Yu Darvish and Cubs pull off dramatic comeback win over Dodgers

There were some added stakes to Saturday night’s Cubs-Dodgers matchup. Darvish made his first start at Dodger Stadium since his infamous Game 7 loss in the 2017 World Series, looking for a great effort in front of a fan base that had their up-and-downs in terms of their relationship with him. He (maybe) took a small jab at the Dodgers before the game had even started, telling the Los Angeles Times that he wasn't worried about being booed because “the Dodgers don't have many fans here in the first three innings, so maybe it will be on the quieter side.”

Well Dodgers faithful certainly got the message and made sure to let Darvish hear it.

However, Darvish got the last laugh on Saturday night. He pitched a stellar seven innings. Over those seven innings, Darvish gave up 1 ER on 2 hits and also notched 10 strikeouts.

Darvish has been hitting his stride as of late, maintaining a 2.96 ERA over his last four starts.

All of that being said, it would be remiss of me not to mention the contributions of Darvish’s teammates.
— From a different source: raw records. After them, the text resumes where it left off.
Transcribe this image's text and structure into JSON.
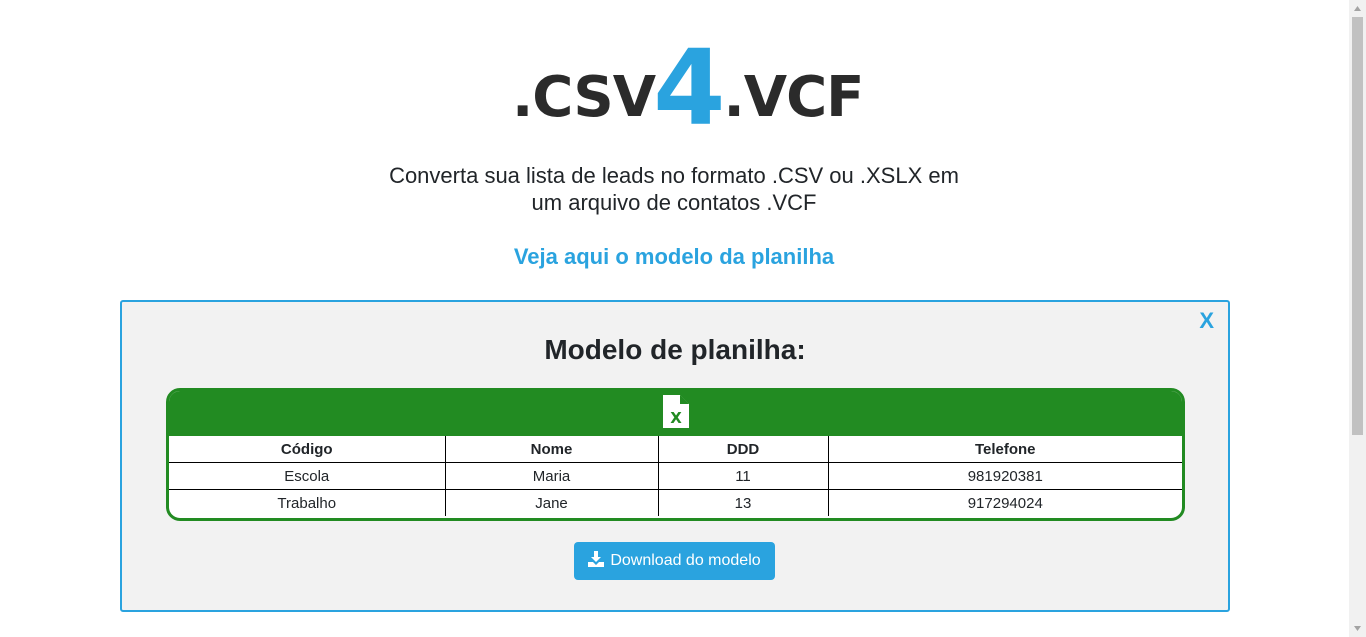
{
  "logo": {
    "left": ".CSV",
    "number": "4",
    "right": ".VCF"
  },
  "subtitle": {
    "line1": "Converta sua lista de leads no formato .CSV ou .XSLX em",
    "line2": "um arquivo de contatos .VCF"
  },
  "model_link": "Veja aqui o modelo da planilha",
  "panel": {
    "close": "X",
    "title": "Modelo de planilha:",
    "sheet_icon": "excel-file-icon",
    "table": {
      "headers": [
        "Código",
        "Nome",
        "DDD",
        "Telefone"
      ],
      "rows": [
        [
          "Escola",
          "Maria",
          "11",
          "981920381"
        ],
        [
          "Trabalho",
          "Jane",
          "13",
          "917294024"
        ]
      ]
    },
    "download": {
      "label": "Download do modelo",
      "icon": "download-icon"
    }
  },
  "colors": {
    "accent": "#2aa3df",
    "sheet_green": "#228b22"
  }
}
His great outing helped keep the Cubs in the game, but the gutsy performances of Anthony Rizzo and Pedro Strop are what won the contest.

Dodgers All-Star relief pitcher Kenley Jansen had a 10-game scoreless streak coming into Saturday night, but one swing of Rizzo’s bat was all that was needed to restore balance to the everlasting battle of pitcher versus hitter. After Jansen hit Kris Bryant with a pitch to put him on base, Rizzo activated “clutch mode”, mashing a 400-foot bomb out to right field.

Though small, Saturday night’s homer gives Rizzo a three-game hitting streak, perhaps forecasting that things are trending  upwards for the first baseman as the Cubs look to close out the series against the Dodgers with a win on Sunday night. And not to be left out of the fun, Pedro Strop came in to face the Justin Turner, MVP hopeful Cody Bellinger, Max Muncy and Matt Beaty to nail down the save.

Never afraid of high-pressure moments, Stop came through big time.

Strop got a ground out from Turner, struck out Bellinger and Beaty in his 15-pitch save effort. This was a much-needed win for the Cubs, who have well-documented struggles on the road. As they look to split the four-game set with the Dodgers on Sunday night, the Cubs can be pleased with their fight this week.

Saturday’s win over the Dodgers was the Cubs first win of the season after trailing through six innings, as they were 0-23 in such situations prior to the victory. Amid a season that has been fraught with injury and general roster construction concerns, it was wonderful to see the Cubs pull out a tough win lead by the much-maligned Darvish and the never-quit attitude of his teammates.